As you can see, even though eBikes take the top of your ride’s sting, they give you an almost identical level of exertion. And interestingly enough, the riders themselves perceived that their heart rate was much lower because of the assistance; they simply felt less tired. 

And if you think that experienced mountain bikers aren't the most representative example, the same group of researchers found a similar level of effectiveness while testing commuters who started using electric bikes as well. The study concluded that eBikes retain most of the cardiovascular health benefits of traditional cycling. 

In addition, they found that eBikes could remove or lessen some of the major obstacles to traditional bike use — like physical fatigue, decreased convenience, and longer transportation time. And that’s especially true for people who were using public transport or driving to work before — switching to an eBike is bound to make you fitter. 

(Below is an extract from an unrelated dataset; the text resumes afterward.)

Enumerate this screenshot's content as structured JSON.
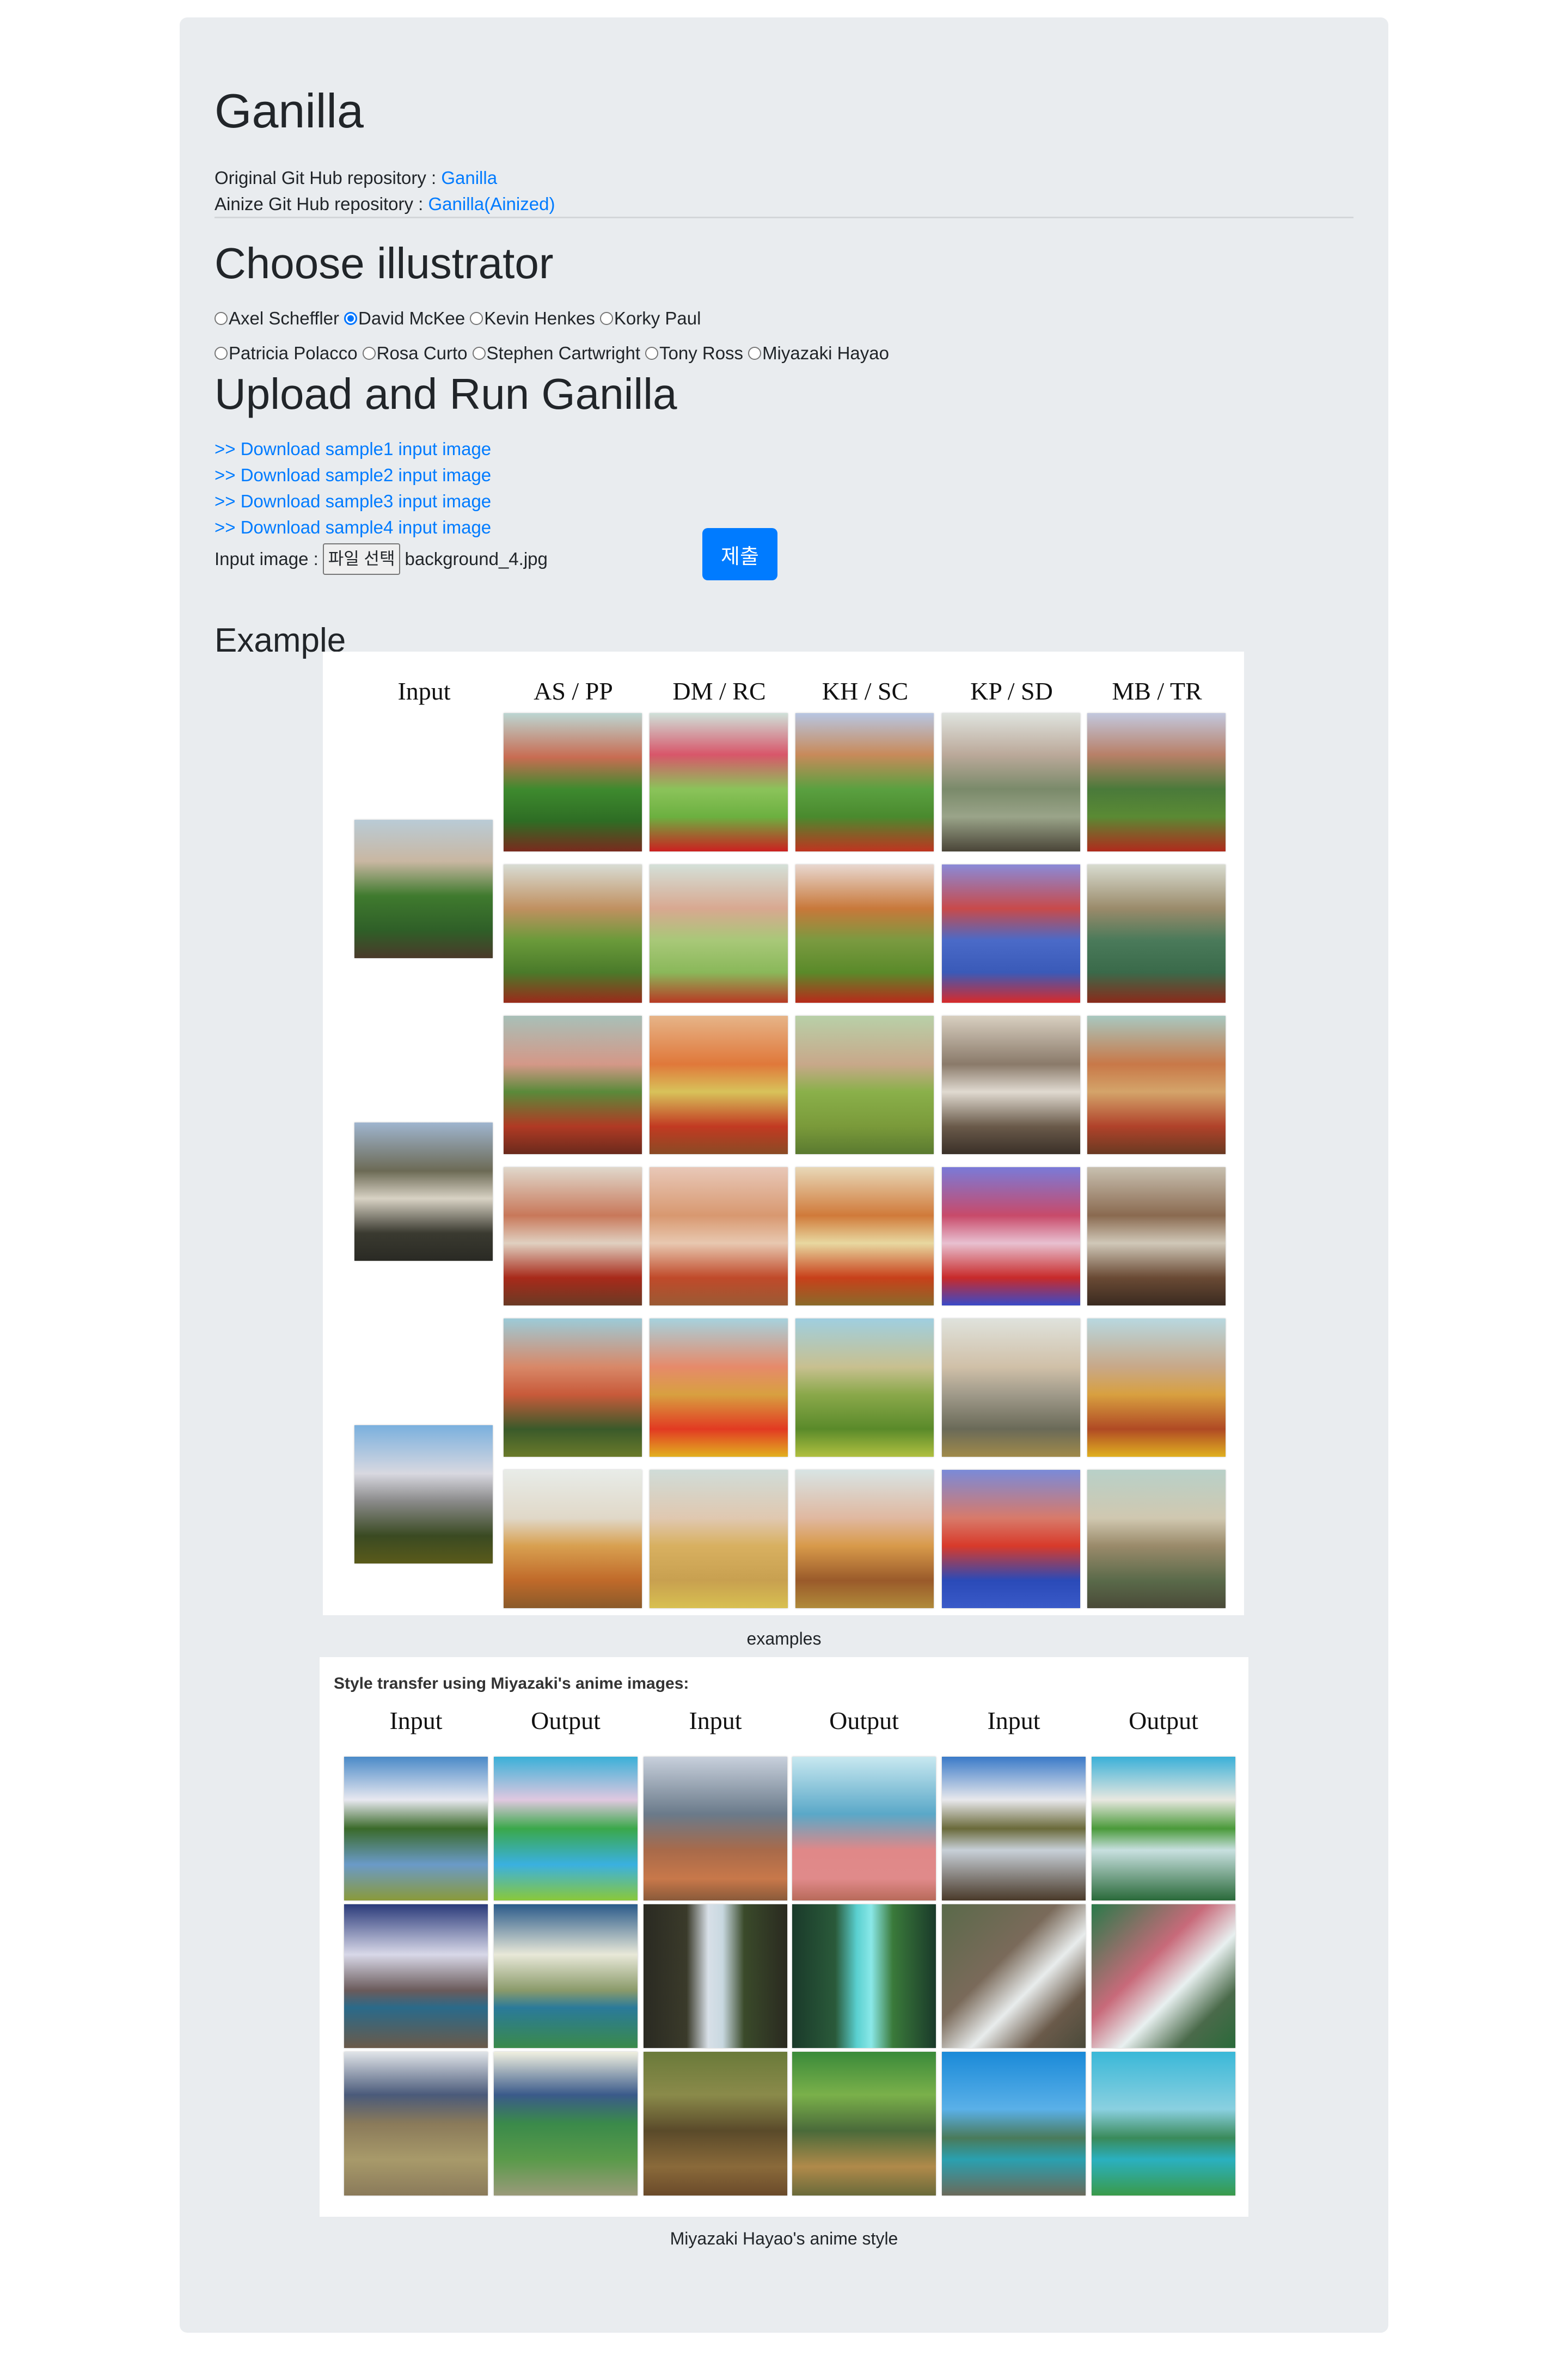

Another European study came to the same conclusion when they examined the riding patterns among 10,000 cyclists and eBike users across seven different cities. While the physical exertion of eBike users was a tad lower across the board, almost all of them took longer trips — which meant they had the same gains in physical activity. 

There’s an important correlation between training duration and improvements in fitness — it’s not all about intensity, seeing as many aerobic benefits are more closely tied to ride duration. 

How To Get Fit On An eBike

We’ve already gone over how eBikes can help you get fit. And while we have a more in-depth fitness guide, we’ll also give you a couple of great tips on eBike beginners right here. 

Take your time

Remember, the whole point of the eBike is to remove the peak exertion from your ride and help you achieve the same results by going further. However, if you’re not an experienced cyclist or you used to be more fit than you are now — it’s a better idea to start with easier routes and shorter rides. 

You need to get a firm grip on what you're currently capable of first before you can be more ambitious. You'll see fitness benefits from shorter, more frequent rides as well — especially in the beginning.

Plan your route

Speaking of routes — if you’re new to the exciting world of cycling, make sure to try out routes that aren’t overly demanding at first. Don’t let the presence of a motor make you cocky — you can still reach your limit on extremely demanding climbs. 

With that in mind, you should start on trails or roads that won’t exert you too much. And when you get used to the various levels of assistance your eBike can offer as support, as well as your own physical capacities — you’ll be able to take on something more demanding. Just make sure to gauge your bike and your fitness on low-intensity routes first. And make sure to plan them beforehand!

Progress by lowering assistance levels

As you start using your eBike more and more, you’ll become more confident both in your bike and in your fitness. Once that starts happening, you might want to get a more intense workout out of your rides. If that’s the case, you can do so by reducing the level of assistance provided by the motor. 

Realistically, you should be able to handle a moderate hill or a flat road with minimal assistance or with the assistance turned off altogether. Save that support for the hardest uphills — that's how you extend your range most effectively on an eBike. 

Leave time for recovery

Most people who start out with an eBike don't realize that some recovery is needed — just like with a regular pedal-powered bike. While you may get less fatigue than you would without any assistance, you're still getting a ton of exercise, meaning that a challenging ride will still tire you out. And seeing as an electric bike will let you ride longer, that's almost guaranteed to happen. 

Still, the lower level of effort required for riding eBikes should ensure you need less recovery time — but that number is still not zero. If you plan for recovery on a regular basis, you’ll actually be able to ride more often and improve your long-term fitness quicker. 

And remember, above all else, eBike cycling is supposed to be fun! So — go out and enjoy your next ride!

Can I get fit riding an eBike?